When you’re doing your clinicals at St. Paul’s School of Nursing, you’ll likely spend time in various departments of New York-area hospitals. The experiences will help you decide which niche is right for you, and virtually every department in a hospital needs nurses.
While the main focus of the job is fundamentally the same—taking care of patients—each area has requirements and tasks that make it unique. Each department may serve a particular type of patient or perform a specific kind of care and finding your niche can help make your nursing career even more rewarding. As a preview, let’s look into the day-to-day job of four different nursing niches.
Labor and Delivery Nurse
You could argue that the happiest floor of a hospital is the obstetrics unit. Watching a new life come into the world can be very rewarding. Labor and delivery nurses help pregnant women throughout the entire childbirth experience, from early labor to postpartum. The nurse’s job is to monitor the mother’s contractions, administer medications, and assist with the delivery. After the baby is born, a labor and delivery nurse will care for the newborn and mother.
If you love children, pediatrics may be a good fit for you. Pediatric nurses provide care for children from infancy through the late teen years, working at hospitals, doctors’ offices, clinics, schools, or surgical centers. A pediatric nurse will take a child’s vital signs, assist doctors with procedures, administer shots and medication, and provide care instructions to parents. Pediatric nurses may also pursue additional specializations in certain pediatric care areas, such as cardiology, oncology, trauma, and endocrinology.

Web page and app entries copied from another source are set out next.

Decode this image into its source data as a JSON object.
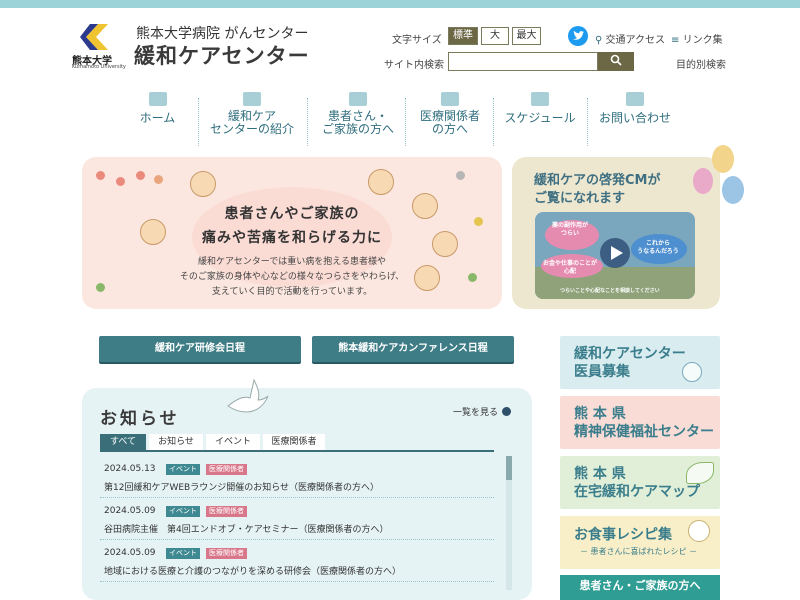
{
  "header": {
    "university": "熊本大学",
    "university_en": "Kumamoto University",
    "subtitle": "熊本大学病院 がんセンター",
    "title": "緩和ケアセンター",
    "font_size_label": "文字サイズ",
    "font_sizes": [
      "標準",
      "大",
      "最大"
    ],
    "search_label": "サイト内検索",
    "search_placeholder": "",
    "access_link": "交通アクセス",
    "links_link": "リンク集",
    "purpose_search": "目的別検索"
  },
  "nav": [
    {
      "label": "ホーム",
      "icon": "home-icon"
    },
    {
      "label": "緩和ケア\nセンターの紹介",
      "icon": "building-icon"
    },
    {
      "label": "患者さん・\nご家族の方へ",
      "icon": "bed-icon"
    },
    {
      "label": "医療関係者\nの方へ",
      "icon": "pill-icon"
    },
    {
      "label": "スケジュール",
      "icon": "calendar-icon"
    },
    {
      "label": "お問い合わせ",
      "icon": "mail-icon"
    }
  ],
  "hero": {
    "headline_1": "患者さんやご家族の",
    "headline_2": "痛みや苦痛を和らげる力に",
    "body_1": "緩和ケアセンターでは重い病を抱える患者様や",
    "body_2": "そのご家族の身体や心などの様々なつらさをやわらげ、",
    "body_3": "支えていく目的で活動を行っています。"
  },
  "cm": {
    "title_1": "緩和ケアの啓発CMが",
    "title_2": "ご覧になれます",
    "bubble_1": "薬の副作用が\nつらい",
    "bubble_2": "お金や仕事のことが\n心配",
    "bubble_3": "これから\nうなるんだろう",
    "caption": "つらいことや心配なことを相談してください"
  },
  "schedule_buttons": [
    "緩和ケア研修会日程",
    "熊本緩和ケアカンファレンス日程"
  ],
  "news": {
    "title": "お知らせ",
    "more": "一覧を見る",
    "tabs": [
      "すべて",
      "お知らせ",
      "イベント",
      "医療関係者"
    ],
    "items": [
      {
        "date": "2024.05.13",
        "tags": [
          "イベント",
          "医療関係者"
        ],
        "text": "第12回緩和ケアWEBラウンジ開催のお知らせ（医療関係者の方へ）"
      },
      {
        "date": "2024.05.09",
        "tags": [
          "イベント",
          "医療関係者"
        ],
        "text": "谷田病院主催　第4回エンドオブ・ケアセミナー（医療関係者の方へ）"
      },
      {
        "date": "2024.05.09",
        "tags": [
          "イベント",
          "医療関係者"
        ],
        "text": "地域における医療と介護のつながりを深める研修会（医療関係者の方へ）"
      }
    ]
  },
  "side_banners": [
    {
      "line1": "緩和ケアセンター",
      "line2": "医員募集",
      "bg": "#d9ecef",
      "color": "#3a7d8c"
    },
    {
      "line1": "熊 本 県",
      "line2": "精神保健福祉センター",
      "bg": "#f8dcd5",
      "color": "#3a7d8c"
    },
    {
      "line1": "熊 本 県",
      "line2": "在宅緩和ケアマップ",
      "bg": "#e1efd9",
      "color": "#3a7d8c"
    },
    {
      "line1": "お食事レシピ集",
      "line2": "－ 患者さんに喜ばれたレシピ －",
      "bg": "#f8efc8",
      "color": "#3a7d8c"
    }
  ],
  "side_bottom": "患者さん・ご家族の方へ",
  "colors": {
    "accent": "#3f7d86",
    "header_bar": "#9bd3d8",
    "nav_text": "#2f6e7e"
  }
}
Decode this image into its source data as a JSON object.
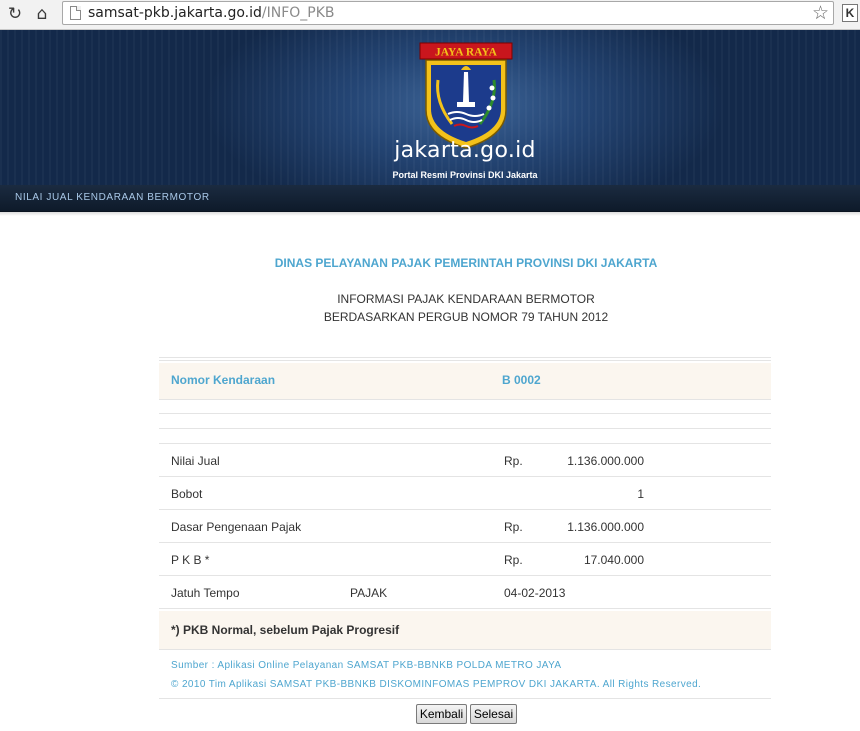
{
  "browser": {
    "url_host": "samsat-pkb.jakarta.go.id",
    "url_path": "/INFO_PKB",
    "ext_label": "K"
  },
  "header": {
    "emblem_text": "JAYA RAYA",
    "site_name": "jakarta.go.id",
    "tagline": "Portal Resmi Provinsi DKI Jakarta",
    "nav_label": "NILAI JUAL KENDARAAN BERMOTOR"
  },
  "titles": {
    "agency": "DINAS PELAYANAN PAJAK PEMERINTAH PROVINSI DKI JAKARTA",
    "line1": "INFORMASI PAJAK KENDARAAN BERMOTOR",
    "line2": "BERDASARKAN PERGUB NOMOR 79 TAHUN 2012"
  },
  "table": {
    "plate_label": "Nomor Kendaraan",
    "plate_value": "B 0002",
    "rows": [
      {
        "label": "Nilai Jual",
        "currency": "Rp.",
        "value": "1.136.000.000"
      },
      {
        "label": "Bobot",
        "currency": "",
        "value": "1"
      },
      {
        "label": "Dasar Pengenaan Pajak",
        "currency": "Rp.",
        "value": "1.136.000.000"
      },
      {
        "label": "P K B *",
        "currency": "Rp.",
        "value": "17.040.000"
      }
    ],
    "due": {
      "label": "Jatuh Tempo",
      "type": "PAJAK",
      "date": "04-02-2013"
    },
    "note": "*) PKB Normal, sebelum Pajak Progresif"
  },
  "footer": {
    "source": "Sumber : Aplikasi Online Pelayanan SAMSAT PKB-BBNKB POLDA METRO JAYA",
    "copyright": "© 2010 Tim Aplikasi SAMSAT PKB-BBNKB DISKOMINFOMAS PEMPROV DKI JAKARTA. All Rights Reserved."
  },
  "buttons": {
    "back": "Kembali",
    "done": "Selesai"
  },
  "colors": {
    "accent_blue": "#4ea6cf",
    "header_bg": "#13294a",
    "row_highlight": "#fbf6ef"
  }
}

A geriatric nurse cares for elderly patients. Like other specialty areas, this type of nurse requires additional training to understand the unique needs of this age group. Elderly patients often have more fragile health and can require special care. Some of the daily tasks include monitoring vital signs, administering medications, transporting patients to treatments, and may include helping them bathe, dress, and use the bathroom.
Surgical nurses play an essential role in the operating room, caring for patients before and after a procedure. A surgical nurse prepares the operating room, setting up the tools, and making sure everything is sterile. This nurse also assists the surgical team, handing the doctors their instruments as needed. After the operation, the surgical nurse will clear away the tools and may transport the patient to the recovery room.
St. Paul School of Nursing graduate Christina G. chose to work in the operating room nurse. “I love patient care, I love working with patients, and I love being able to take care of others and help them in times of need and in hard times,” she says. Hear Christina talk about her career here.
It is important to note that you may be interested in more than one nursing niche. Shadowing or talking to nurses who work in those areas can help provide additional perspective and insights. Ask them what the best part of their job is, and what is the most challenging? Additionally, you may find it helpful to ask if a nurse needs specific skills or a particular type of personality to succeed in the specialty.
No matter which niche you pick, nursing is a rewarding career filled with opportunities to learn and grow, and a St. Paul’s School of Nursing education can help you get started. Click here for more information or call us today at (855) 822-3018 and speak to one of our career counselors.